▸ **Records for this task**:
Start of Block
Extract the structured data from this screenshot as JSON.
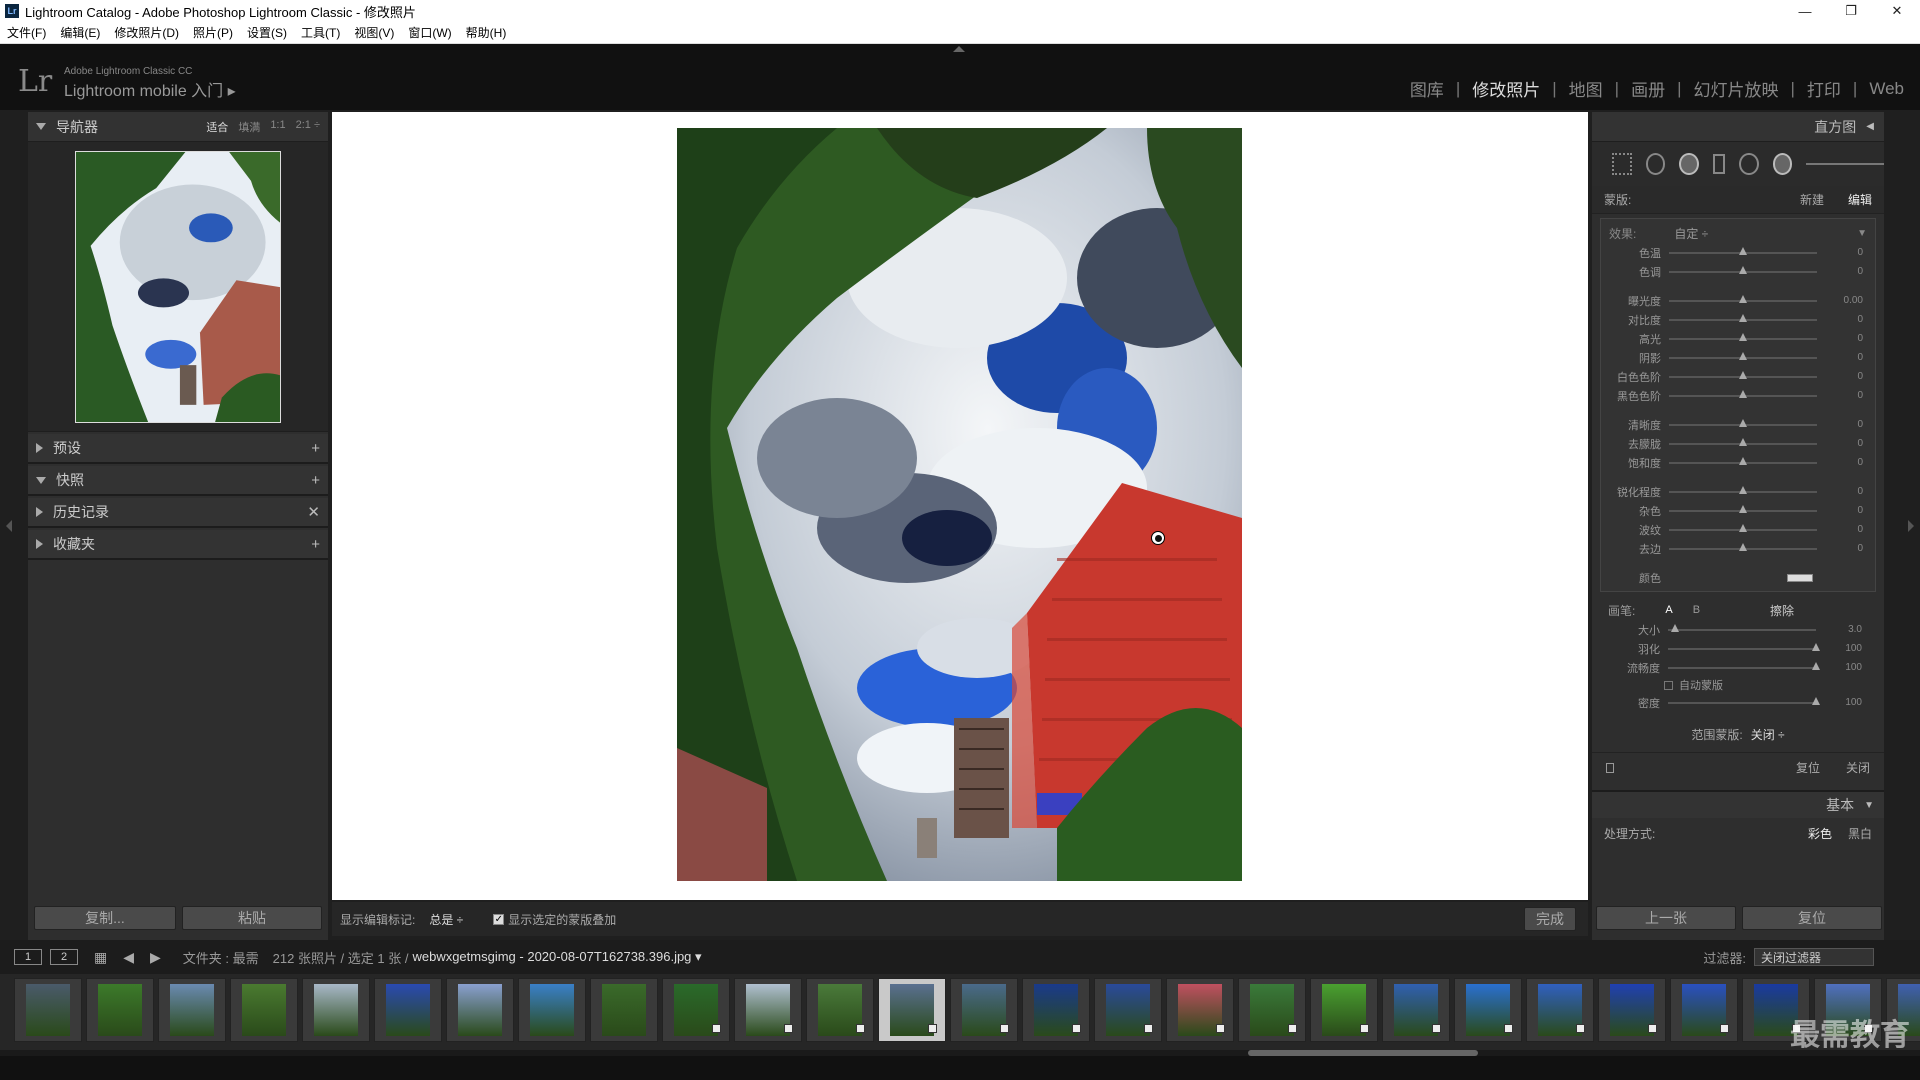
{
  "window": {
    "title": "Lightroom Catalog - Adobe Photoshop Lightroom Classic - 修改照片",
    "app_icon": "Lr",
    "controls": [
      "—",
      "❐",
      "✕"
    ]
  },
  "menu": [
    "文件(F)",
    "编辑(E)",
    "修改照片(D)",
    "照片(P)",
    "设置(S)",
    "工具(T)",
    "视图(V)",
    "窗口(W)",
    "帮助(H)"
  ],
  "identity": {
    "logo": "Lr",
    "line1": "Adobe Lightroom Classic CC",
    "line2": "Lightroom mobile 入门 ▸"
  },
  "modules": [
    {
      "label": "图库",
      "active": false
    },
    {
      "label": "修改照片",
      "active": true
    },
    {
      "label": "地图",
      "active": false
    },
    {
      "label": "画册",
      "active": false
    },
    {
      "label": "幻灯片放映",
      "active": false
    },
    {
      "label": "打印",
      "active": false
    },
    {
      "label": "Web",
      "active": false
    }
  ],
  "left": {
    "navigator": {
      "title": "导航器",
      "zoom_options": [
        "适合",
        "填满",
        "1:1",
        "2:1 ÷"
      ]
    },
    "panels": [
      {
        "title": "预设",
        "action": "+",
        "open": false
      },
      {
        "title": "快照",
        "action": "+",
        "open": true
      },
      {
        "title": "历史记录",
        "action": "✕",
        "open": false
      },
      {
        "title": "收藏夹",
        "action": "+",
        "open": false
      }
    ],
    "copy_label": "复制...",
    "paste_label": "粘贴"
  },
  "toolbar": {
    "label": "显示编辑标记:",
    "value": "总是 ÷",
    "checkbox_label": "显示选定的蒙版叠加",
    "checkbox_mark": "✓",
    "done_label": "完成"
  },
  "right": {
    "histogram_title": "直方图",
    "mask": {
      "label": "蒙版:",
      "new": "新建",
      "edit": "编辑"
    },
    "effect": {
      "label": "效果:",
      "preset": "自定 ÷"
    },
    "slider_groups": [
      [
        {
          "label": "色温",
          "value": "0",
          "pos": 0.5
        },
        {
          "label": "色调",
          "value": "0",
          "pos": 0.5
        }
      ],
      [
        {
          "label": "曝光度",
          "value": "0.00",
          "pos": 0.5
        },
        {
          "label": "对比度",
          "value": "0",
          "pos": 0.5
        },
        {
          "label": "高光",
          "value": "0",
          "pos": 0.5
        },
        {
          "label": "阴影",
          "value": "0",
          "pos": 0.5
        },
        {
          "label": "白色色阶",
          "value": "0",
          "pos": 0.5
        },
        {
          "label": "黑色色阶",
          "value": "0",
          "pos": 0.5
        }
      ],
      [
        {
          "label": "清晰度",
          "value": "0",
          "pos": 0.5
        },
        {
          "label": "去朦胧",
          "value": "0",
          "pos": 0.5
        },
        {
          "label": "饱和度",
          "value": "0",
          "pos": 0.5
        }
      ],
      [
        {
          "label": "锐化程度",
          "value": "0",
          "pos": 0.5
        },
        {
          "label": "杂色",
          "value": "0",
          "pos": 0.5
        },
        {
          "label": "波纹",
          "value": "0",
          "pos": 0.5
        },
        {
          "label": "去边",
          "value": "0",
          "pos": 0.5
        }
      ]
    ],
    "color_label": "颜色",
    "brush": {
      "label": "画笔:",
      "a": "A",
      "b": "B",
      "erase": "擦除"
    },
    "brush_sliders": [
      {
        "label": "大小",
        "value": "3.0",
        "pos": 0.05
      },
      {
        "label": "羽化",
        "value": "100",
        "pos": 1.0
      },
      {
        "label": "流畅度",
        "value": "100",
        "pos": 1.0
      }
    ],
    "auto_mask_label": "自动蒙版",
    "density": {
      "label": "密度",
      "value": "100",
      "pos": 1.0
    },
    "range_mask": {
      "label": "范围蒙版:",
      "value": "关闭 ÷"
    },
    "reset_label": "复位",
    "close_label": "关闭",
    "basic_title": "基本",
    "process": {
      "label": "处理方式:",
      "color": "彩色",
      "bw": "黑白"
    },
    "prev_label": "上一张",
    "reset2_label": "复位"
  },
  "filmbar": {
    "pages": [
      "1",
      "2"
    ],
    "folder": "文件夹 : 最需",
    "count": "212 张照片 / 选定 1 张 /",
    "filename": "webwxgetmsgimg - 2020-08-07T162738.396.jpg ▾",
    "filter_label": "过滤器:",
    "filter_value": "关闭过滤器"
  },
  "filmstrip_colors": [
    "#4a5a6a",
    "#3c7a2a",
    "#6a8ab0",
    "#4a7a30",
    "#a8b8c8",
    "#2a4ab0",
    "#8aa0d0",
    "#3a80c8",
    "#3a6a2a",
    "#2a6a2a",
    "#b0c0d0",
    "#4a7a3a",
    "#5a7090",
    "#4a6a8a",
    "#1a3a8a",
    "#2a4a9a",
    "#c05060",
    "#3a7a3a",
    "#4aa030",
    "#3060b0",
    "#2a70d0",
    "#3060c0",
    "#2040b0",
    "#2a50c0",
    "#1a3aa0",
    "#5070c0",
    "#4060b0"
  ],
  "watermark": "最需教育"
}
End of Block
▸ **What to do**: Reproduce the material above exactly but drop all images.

▸ **Answer to this problem**:
Extract the structured data from this screenshot as JSON.
{
  "window": {
    "title": "Lightroom Catalog - Adobe Photoshop Lightroom Classic - 修改照片",
    "app_icon": "Lr",
    "controls": [
      "—",
      "❐",
      "✕"
    ]
  },
  "menu": [
    "文件(F)",
    "编辑(E)",
    "修改照片(D)",
    "照片(P)",
    "设置(S)",
    "工具(T)",
    "视图(V)",
    "窗口(W)",
    "帮助(H)"
  ],
  "identity": {
    "logo": "Lr",
    "line1": "Adobe Lightroom Classic CC",
    "line2": "Lightroom mobile 入门 ▸"
  },
  "modules": [
    {
      "label": "图库",
      "active": false
    },
    {
      "label": "修改照片",
      "active": true
    },
    {
      "label": "地图",
      "active": false
    },
    {
      "label": "画册",
      "active": false
    },
    {
      "label": "幻灯片放映",
      "active": false
    },
    {
      "label": "打印",
      "active": false
    },
    {
      "label": "Web",
      "active": false
    }
  ],
  "left": {
    "navigator": {
      "title": "导航器",
      "zoom_options": [
        "适合",
        "填满",
        "1:1",
        "2:1 ÷"
      ]
    },
    "panels": [
      {
        "title": "预设",
        "action": "+",
        "open": false
      },
      {
        "title": "快照",
        "action": "+",
        "open": true
      },
      {
        "title": "历史记录",
        "action": "✕",
        "open": false
      },
      {
        "title": "收藏夹",
        "action": "+",
        "open": false
      }
    ],
    "copy_label": "复制...",
    "paste_label": "粘贴"
  },
  "toolbar": {
    "label": "显示编辑标记:",
    "value": "总是 ÷",
    "checkbox_label": "显示选定的蒙版叠加",
    "checkbox_mark": "✓",
    "done_label": "完成"
  },
  "right": {
    "histogram_title": "直方图",
    "mask": {
      "label": "蒙版:",
      "new": "新建",
      "edit": "编辑"
    },
    "effect": {
      "label": "效果:",
      "preset": "自定 ÷"
    },
    "slider_groups": [
      [
        {
          "label": "色温",
          "value": "0",
          "pos": 0.5
        },
        {
          "label": "色调",
          "value": "0",
          "pos": 0.5
        }
      ],
      [
        {
          "label": "曝光度",
          "value": "0.00",
          "pos": 0.5
        },
        {
          "label": "对比度",
          "value": "0",
          "pos": 0.5
        },
        {
          "label": "高光",
          "value": "0",
          "pos": 0.5
        },
        {
          "label": "阴影",
          "value": "0",
          "pos": 0.5
        },
        {
          "label": "白色色阶",
          "value": "0",
          "pos": 0.5
        },
        {
          "label": "黑色色阶",
          "value": "0",
          "pos": 0.5
        }
      ],
      [
        {
          "label": "清晰度",
          "value": "0",
          "pos": 0.5
        },
        {
          "label": "去朦胧",
          "value": "0",
          "pos": 0.5
        },
        {
          "label": "饱和度",
          "value": "0",
          "pos": 0.5
        }
      ],
      [
        {
          "label": "锐化程度",
          "value": "0",
          "pos": 0.5
        },
        {
          "label": "杂色",
          "value": "0",
          "pos": 0.5
        },
        {
          "label": "波纹",
          "value": "0",
          "pos": 0.5
        },
        {
          "label": "去边",
          "value": "0",
          "pos": 0.5
        }
      ]
    ],
    "color_label": "颜色",
    "brush": {
      "label": "画笔:",
      "a": "A",
      "b": "B",
      "erase": "擦除"
    },
    "brush_sliders": [
      {
        "label": "大小",
        "value": "3.0",
        "pos": 0.05
      },
      {
        "label": "羽化",
        "value": "100",
        "pos": 1.0
      },
      {
        "label": "流畅度",
        "value": "100",
        "pos": 1.0
      }
    ],
    "auto_mask_label": "自动蒙版",
    "density": {
      "label": "密度",
      "value": "100",
      "pos": 1.0
    },
    "range_mask": {
      "label": "范围蒙版:",
      "value": "关闭 ÷"
    },
    "reset_label": "复位",
    "close_label": "关闭",
    "basic_title": "基本",
    "process": {
      "label": "处理方式:",
      "color": "彩色",
      "bw": "黑白"
    },
    "prev_label": "上一张",
    "reset2_label": "复位"
  },
  "filmbar": {
    "pages": [
      "1",
      "2"
    ],
    "folder": "文件夹 : 最需",
    "count": "212 张照片 / 选定 1 张 /",
    "filename": "webwxgetmsgimg - 2020-08-07T162738.396.jpg ▾",
    "filter_label": "过滤器:",
    "filter_value": "关闭过滤器"
  },
  "filmstrip_colors": [
    "#4a5a6a",
    "#3c7a2a",
    "#6a8ab0",
    "#4a7a30",
    "#a8b8c8",
    "#2a4ab0",
    "#8aa0d0",
    "#3a80c8",
    "#3a6a2a",
    "#2a6a2a",
    "#b0c0d0",
    "#4a7a3a",
    "#5a7090",
    "#4a6a8a",
    "#1a3a8a",
    "#2a4a9a",
    "#c05060",
    "#3a7a3a",
    "#4aa030",
    "#3060b0",
    "#2a70d0",
    "#3060c0",
    "#2040b0",
    "#2a50c0",
    "#1a3aa0",
    "#5070c0",
    "#4060b0"
  ],
  "watermark": "最需教育"
}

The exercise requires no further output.